Right now, every country has to decide on how many refugees it is willing to accept. Just very recently, Germany agreed to take in 800,000 refugees. In order to cater to the immigrants’ immediate needs, the country needs around $5 billion, and the officials believe that it is manageable. Some countries, like the Kingdom of Denmark, refused to accept any number of
Their living conditions were incredibly poor including overflowing toilets, unfinished quarters, crowds, and lacking meals. People would leave for grueling field work because they hoped it’d be better than the camp. The authors go on to tell that Jeanne loses her family completely and rapidly. Her mother grows cold, her respectable father a drunkard, and her brothers nonchalant and blunt. Many people die in this chaos and we’re truly shown how some crisis break people beyond recovery, for example ‘Papa’ her honest, hard-working father
There are many different types of camps in the world but there are two different types of camps that can be considered the same thing, there is Japanese Internment camps and there is Nazi Concentration camps. Japanese Internment camps and Nazi Concentration camps are two different things. One of the camps was made just to contain the Japanese until they sweared their allegiance. The other was made to kill the jews and make them work until they can no longer, witch ever comes first.
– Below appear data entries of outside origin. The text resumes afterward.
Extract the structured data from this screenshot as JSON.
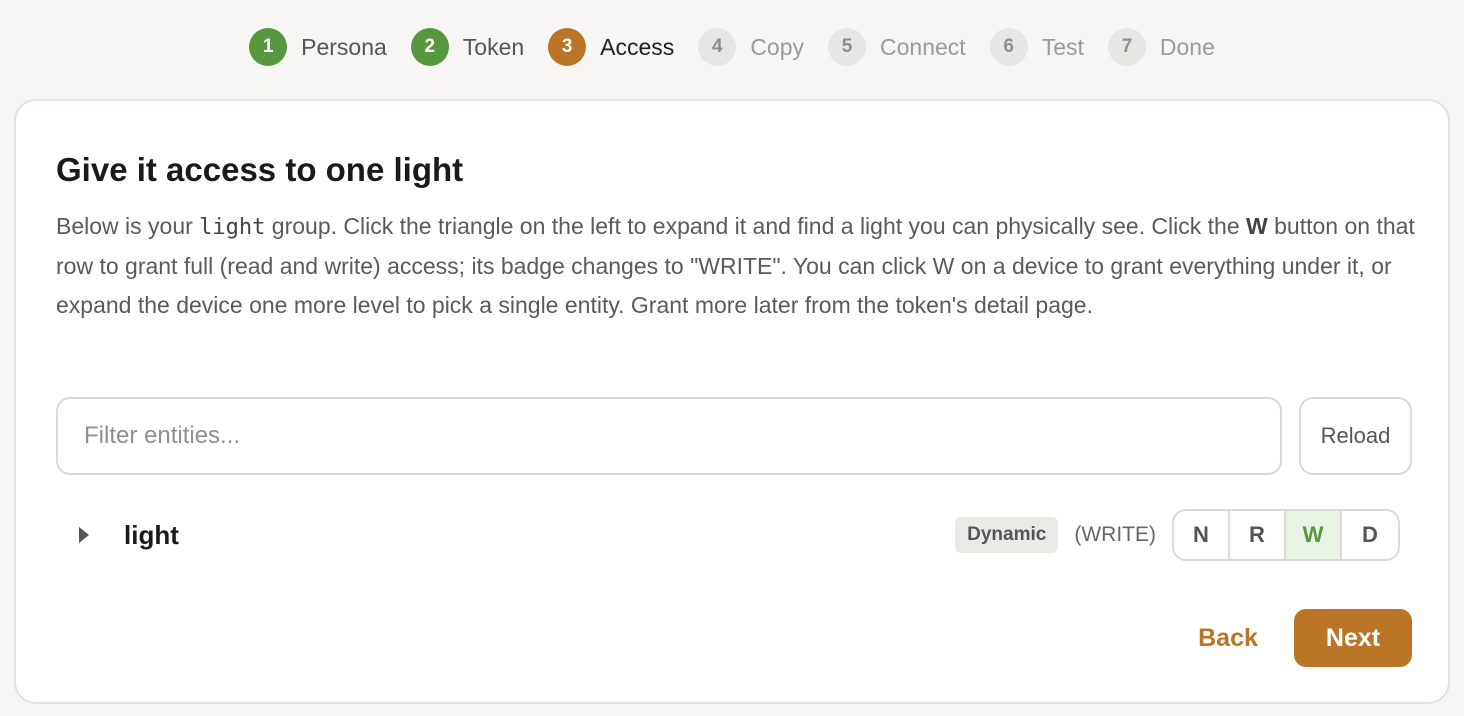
{
  "stepper": {
    "steps": [
      {
        "num": "1",
        "label": "Persona",
        "state": "done"
      },
      {
        "num": "2",
        "label": "Token",
        "state": "done"
      },
      {
        "num": "3",
        "label": "Access",
        "state": "current"
      },
      {
        "num": "4",
        "label": "Copy",
        "state": "todo"
      },
      {
        "num": "5",
        "label": "Connect",
        "state": "todo"
      },
      {
        "num": "6",
        "label": "Test",
        "state": "todo"
      },
      {
        "num": "7",
        "label": "Done",
        "state": "todo"
      }
    ]
  },
  "card": {
    "title": "Give it access to one light",
    "desc": {
      "p1": "Below is your ",
      "code": "light",
      "p2": " group. Click the triangle on the left to expand it and find a light you can physically see. Click the ",
      "bold": "W",
      "p3": " button on that row to grant full (read and write) access; its badge changes to \"WRITE\". You can click W on a device to grant everything under it, or expand the device one more level to pick a single entity. Grant more later from the token's detail page."
    }
  },
  "filter": {
    "placeholder": "Filter entities...",
    "value": ""
  },
  "reload_label": "Reload",
  "entity": {
    "name": "light",
    "badge": "Dynamic",
    "access_level": "(WRITE)",
    "expand_icon": "caret-right-icon",
    "buttons": [
      {
        "label": "N",
        "active": false
      },
      {
        "label": "R",
        "active": false
      },
      {
        "label": "W",
        "active": true
      },
      {
        "label": "D",
        "active": false
      }
    ]
  },
  "footer": {
    "back_label": "Back",
    "next_label": "Next"
  },
  "colors": {
    "done": "#57983f",
    "current": "#ba7626",
    "todo": "#e8e6e3",
    "accent": "#ba7626"
  }
}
Ha is an example of the universal refugee experience because she goes through things that many other refugees go through, such as the feeling of being “inside out” and not belonging anywhere. Ha has to learn a new language and a whole new way of life, she has to give up many of her old traditions and ways of life like many refugees do. A universal refugee experience is something that is experienced by not all, but most refugees. Ha started out stubborn and forceful before they fled their home, "I decided to wake before dawn and tap my big toe on the tile floor first," (Lai 2). Ha is angry that only men 's feet bring good luck and she will not let that be the case for she wants to bring luck to her family. She loves her mother very much but she would rather hide her brother 's sandals then say that she loves them too, she does but she wouldn 't admit it. Ha from the book Inside Out & Back Again experiences many of the same things as other refugees do, this is known as a universal refugee experience. Many refugees are turned inside out as they go through the process of moving from their home country to a new country and as they try to find a sense of normal life again.
Anthony J. D 'Angelo. One thing is very clear: these few countries doing their best to help refugees can’t manage the refugee issue on their own. We need global cooperation. Therefore, the only solution is moving on to end the bloodbaths and poverty lakes while simultaneously accepting the humanitarian responsibility of taking in the refugees. Migration is a global issue.
Refugees are often forced to flee their home due to war just like Ha. Today, more than 60 million refugees from the Middle East have fled their homes due to the advancement of ISIS (Graham,1). Like Ha, their lives will also turn “inside out” as they face a large amount of harassment from wherever they are able to find safety, but eventually they will find peace with whomever they are surrounded by and turn “back